Another important step, and one that the last two films overlooked, is making the story and characters feel complete and fully fleshed out. In Bruges has a couple of minor characters including Chloë (Clémence Poésy) who is a Belgian criminal Ray likes, Jimmy (Jordan Prentice) who is a dwarf actor shooting a film in Bruges, and Eirik (Jérémie Renier) who is Chloë’s ex-boyfriend. All of these minor characters have their individual purposes but where In Bruges is better is that these characters don’t feel like their included to solely fulfill their purpose. They all feel as if they belong in this place and this story at this time. Chloë is there as a distraction for Ray (quite literally in the end) but also brings out the guilt and the emotions that are eating him up inside. Jimmy seems quite pointless and there only for a whole bunch of midget jokes, but he too forces Ray to see things he may not want to in addition to Ken who goes partying with them as well. And Eirik is there to be the snitch and the one to try and help Harry (Ralph Fiennes) when he gets to Bruges to finish some business but also to illuminate how criminals can still have morals.

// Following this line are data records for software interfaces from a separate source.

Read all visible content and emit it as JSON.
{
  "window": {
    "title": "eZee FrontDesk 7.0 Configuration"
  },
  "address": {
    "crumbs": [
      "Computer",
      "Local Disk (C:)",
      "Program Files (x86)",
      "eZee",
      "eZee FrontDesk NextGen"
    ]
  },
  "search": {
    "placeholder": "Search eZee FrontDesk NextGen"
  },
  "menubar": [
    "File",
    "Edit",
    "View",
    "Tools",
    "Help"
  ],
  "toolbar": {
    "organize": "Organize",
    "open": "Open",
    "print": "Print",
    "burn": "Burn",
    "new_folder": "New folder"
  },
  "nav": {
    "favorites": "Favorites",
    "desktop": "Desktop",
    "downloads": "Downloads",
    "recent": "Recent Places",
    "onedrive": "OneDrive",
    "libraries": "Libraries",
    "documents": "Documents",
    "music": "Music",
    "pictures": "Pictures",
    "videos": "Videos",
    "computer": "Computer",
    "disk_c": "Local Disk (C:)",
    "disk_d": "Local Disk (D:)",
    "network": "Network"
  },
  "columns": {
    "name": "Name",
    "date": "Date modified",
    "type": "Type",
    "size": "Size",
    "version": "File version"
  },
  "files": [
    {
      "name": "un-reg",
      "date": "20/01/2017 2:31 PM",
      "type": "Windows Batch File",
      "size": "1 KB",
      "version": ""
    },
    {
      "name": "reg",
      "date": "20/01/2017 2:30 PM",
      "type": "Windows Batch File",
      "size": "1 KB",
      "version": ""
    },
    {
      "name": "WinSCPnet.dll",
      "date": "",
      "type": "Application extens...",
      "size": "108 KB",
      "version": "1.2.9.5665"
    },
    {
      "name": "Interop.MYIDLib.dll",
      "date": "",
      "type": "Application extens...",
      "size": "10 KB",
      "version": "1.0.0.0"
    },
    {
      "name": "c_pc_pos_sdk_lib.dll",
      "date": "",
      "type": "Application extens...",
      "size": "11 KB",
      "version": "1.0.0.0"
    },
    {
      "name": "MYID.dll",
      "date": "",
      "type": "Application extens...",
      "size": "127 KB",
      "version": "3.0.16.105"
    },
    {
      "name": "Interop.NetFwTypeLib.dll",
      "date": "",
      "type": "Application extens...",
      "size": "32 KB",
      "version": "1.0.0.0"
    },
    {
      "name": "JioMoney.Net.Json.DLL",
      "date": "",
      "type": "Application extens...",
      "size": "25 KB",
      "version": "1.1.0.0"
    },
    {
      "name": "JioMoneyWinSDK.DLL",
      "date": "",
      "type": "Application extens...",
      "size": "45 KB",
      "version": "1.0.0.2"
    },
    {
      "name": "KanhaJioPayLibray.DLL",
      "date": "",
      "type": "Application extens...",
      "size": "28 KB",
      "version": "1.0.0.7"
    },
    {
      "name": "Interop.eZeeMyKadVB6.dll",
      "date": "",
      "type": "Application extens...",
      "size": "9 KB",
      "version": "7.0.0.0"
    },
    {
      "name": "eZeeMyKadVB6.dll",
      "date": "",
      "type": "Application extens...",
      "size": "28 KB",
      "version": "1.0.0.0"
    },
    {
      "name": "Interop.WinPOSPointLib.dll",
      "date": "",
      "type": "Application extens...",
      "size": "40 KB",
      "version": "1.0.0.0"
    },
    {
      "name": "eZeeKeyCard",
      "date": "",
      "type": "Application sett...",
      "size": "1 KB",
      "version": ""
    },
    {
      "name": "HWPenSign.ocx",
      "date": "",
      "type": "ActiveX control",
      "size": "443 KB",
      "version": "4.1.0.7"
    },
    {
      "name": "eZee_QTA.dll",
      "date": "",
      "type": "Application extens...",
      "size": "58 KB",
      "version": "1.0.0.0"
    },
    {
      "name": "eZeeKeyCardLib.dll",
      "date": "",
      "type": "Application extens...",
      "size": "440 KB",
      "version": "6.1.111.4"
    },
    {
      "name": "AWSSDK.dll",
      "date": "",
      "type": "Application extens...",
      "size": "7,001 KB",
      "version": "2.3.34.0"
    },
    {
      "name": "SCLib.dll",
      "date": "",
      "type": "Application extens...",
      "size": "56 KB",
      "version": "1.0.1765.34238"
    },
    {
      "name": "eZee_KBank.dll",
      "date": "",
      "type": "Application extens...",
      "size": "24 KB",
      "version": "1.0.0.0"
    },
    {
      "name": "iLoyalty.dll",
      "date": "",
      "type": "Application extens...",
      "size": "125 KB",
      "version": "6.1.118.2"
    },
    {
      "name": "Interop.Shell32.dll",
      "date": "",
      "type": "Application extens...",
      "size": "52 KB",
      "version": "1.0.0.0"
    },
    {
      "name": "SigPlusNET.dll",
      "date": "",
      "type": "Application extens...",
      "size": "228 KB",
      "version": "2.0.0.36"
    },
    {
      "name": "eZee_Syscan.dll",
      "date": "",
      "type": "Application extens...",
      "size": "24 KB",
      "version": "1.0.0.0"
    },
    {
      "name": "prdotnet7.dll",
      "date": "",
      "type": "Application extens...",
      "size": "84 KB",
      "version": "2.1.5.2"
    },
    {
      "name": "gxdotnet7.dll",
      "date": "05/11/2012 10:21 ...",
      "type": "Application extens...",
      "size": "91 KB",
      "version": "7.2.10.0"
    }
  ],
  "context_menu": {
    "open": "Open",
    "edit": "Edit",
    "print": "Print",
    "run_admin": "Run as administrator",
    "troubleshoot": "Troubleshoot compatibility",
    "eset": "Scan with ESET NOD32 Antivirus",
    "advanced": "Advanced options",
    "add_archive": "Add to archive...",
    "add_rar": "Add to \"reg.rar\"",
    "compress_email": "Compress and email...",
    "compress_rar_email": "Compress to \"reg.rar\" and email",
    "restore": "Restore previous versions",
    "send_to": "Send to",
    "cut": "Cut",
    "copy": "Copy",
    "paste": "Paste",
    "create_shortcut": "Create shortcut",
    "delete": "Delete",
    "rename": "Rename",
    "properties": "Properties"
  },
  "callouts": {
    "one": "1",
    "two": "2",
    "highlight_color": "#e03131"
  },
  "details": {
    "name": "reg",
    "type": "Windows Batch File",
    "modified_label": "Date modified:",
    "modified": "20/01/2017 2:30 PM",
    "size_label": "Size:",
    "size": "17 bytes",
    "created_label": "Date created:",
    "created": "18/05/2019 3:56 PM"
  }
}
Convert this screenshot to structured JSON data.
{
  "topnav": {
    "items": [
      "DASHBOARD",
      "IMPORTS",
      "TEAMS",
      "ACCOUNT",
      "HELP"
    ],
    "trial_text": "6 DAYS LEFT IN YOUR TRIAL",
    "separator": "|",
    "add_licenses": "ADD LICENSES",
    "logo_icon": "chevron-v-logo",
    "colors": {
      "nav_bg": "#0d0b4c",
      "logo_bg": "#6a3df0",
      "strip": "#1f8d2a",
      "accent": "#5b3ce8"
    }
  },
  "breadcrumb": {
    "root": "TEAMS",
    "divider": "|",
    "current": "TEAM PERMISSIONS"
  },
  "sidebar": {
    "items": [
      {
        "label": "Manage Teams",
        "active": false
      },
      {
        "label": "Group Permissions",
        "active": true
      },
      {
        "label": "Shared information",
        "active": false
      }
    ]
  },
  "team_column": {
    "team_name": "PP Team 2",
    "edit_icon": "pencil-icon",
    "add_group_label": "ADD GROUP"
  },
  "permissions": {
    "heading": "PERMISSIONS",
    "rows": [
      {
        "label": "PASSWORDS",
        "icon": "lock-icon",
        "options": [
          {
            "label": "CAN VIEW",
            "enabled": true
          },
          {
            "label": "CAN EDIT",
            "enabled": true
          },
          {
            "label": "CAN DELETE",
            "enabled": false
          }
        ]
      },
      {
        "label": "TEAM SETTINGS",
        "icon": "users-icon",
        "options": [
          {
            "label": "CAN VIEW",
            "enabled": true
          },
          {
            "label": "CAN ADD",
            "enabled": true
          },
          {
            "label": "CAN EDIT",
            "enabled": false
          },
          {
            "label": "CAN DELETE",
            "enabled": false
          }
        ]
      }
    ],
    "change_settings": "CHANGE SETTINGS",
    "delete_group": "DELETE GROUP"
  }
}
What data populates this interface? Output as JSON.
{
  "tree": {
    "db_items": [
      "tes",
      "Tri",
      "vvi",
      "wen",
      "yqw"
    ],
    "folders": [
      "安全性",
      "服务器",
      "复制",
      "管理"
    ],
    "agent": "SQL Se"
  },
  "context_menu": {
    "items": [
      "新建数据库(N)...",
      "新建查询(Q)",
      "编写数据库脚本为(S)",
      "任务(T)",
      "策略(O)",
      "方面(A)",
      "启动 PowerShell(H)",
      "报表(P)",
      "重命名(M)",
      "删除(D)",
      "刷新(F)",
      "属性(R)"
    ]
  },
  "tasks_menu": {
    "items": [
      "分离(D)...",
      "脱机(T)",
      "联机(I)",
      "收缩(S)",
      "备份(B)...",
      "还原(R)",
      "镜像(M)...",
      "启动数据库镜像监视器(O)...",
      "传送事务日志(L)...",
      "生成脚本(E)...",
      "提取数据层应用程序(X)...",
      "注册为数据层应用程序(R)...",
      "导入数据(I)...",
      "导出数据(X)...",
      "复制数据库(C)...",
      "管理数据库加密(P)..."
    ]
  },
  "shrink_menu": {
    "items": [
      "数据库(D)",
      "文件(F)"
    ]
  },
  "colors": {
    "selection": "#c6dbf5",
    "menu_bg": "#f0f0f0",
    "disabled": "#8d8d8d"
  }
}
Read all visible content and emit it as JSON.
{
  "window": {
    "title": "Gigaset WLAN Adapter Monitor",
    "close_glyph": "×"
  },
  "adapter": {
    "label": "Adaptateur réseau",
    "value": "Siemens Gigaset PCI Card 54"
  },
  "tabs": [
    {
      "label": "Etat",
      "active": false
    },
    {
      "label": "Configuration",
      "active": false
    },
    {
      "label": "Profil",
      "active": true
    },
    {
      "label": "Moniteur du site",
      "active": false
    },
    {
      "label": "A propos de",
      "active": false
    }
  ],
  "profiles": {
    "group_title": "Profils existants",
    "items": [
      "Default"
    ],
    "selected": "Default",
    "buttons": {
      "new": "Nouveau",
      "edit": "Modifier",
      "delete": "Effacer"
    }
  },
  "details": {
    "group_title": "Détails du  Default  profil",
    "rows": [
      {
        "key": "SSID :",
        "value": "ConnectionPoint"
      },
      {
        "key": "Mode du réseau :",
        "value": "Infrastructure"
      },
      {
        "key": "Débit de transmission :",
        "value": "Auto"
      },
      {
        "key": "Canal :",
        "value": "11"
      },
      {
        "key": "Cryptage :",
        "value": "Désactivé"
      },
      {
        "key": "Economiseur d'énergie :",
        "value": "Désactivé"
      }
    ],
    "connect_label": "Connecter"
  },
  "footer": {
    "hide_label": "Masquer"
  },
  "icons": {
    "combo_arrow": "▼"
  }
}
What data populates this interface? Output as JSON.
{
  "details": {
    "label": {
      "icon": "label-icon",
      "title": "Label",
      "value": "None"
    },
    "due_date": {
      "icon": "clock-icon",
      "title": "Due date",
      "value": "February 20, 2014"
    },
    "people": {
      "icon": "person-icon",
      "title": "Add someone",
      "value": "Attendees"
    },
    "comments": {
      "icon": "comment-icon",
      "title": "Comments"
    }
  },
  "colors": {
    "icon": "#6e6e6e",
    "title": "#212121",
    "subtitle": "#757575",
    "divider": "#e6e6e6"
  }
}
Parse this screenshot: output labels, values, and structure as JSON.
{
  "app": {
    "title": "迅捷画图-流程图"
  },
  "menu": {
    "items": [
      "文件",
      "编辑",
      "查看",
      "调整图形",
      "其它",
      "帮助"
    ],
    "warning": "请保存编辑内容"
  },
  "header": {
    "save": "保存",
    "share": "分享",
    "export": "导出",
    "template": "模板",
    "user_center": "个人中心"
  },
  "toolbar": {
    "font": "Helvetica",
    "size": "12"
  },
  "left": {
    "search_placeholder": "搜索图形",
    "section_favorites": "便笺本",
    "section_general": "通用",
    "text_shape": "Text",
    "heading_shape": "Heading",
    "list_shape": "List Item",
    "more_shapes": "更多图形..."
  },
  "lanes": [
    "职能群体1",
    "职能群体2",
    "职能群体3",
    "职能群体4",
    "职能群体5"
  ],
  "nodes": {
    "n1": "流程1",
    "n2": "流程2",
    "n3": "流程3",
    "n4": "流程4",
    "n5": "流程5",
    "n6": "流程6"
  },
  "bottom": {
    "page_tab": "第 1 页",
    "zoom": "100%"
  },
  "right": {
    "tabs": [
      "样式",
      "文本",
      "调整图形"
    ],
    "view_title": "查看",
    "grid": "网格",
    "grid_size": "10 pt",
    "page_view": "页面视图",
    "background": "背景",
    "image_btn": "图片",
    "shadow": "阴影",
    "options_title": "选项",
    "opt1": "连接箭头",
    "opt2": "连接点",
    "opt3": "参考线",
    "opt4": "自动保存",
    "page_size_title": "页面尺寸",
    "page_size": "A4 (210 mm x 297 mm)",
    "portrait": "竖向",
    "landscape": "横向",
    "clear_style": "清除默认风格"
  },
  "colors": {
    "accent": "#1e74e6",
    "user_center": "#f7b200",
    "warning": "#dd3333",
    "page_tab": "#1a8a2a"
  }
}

But it’s not just that these characters seem to fit in. Making characters fit in is something that should be fairly common and expected for a film to succeed at. In Bruges though doesn’t stop there and gives the minor characters some of the best parts in the film. Željko Ivanek plays a Canadian man that shows up in two scenes: in a restaurant and on a train. While he may not have much screen time at all or have anywhere near as much importance as Ray, Ken, or the other minor characters, he is one of the most memorable. And Yuri (Eric Godon) is another of these seemingly inconsequential characters who shows up a handful of times but makes a big impact. Because of Yuri, I will never think of alcoves or nooks and crannies again without thinking about this film.

In Bruges may not be as funny as Martin McDonagh’s Seven Psycopaths or some other comedy. It may not be as suspenseful, mysterious, or dramatic as other films are. But In Bruges is not a film of extremes, it’s a film that’s simple. It doesn’t try to be the best of the best but instead tries to be the best it can be. And the result is amazing. Farrell and Gleeson drive the film to great heights but then the smaller characters drive the film even higher. But what makes this film best of all is the love or hatred for this medieval, fairytale-like place called Bruges. It’s a film that slowly but surely builds up its strength and makes an impact on you as the credits roll. It may not be flashy, but it is effective, and it is extremely fun and entertaining to watch.

THE RATING: 5 out of 5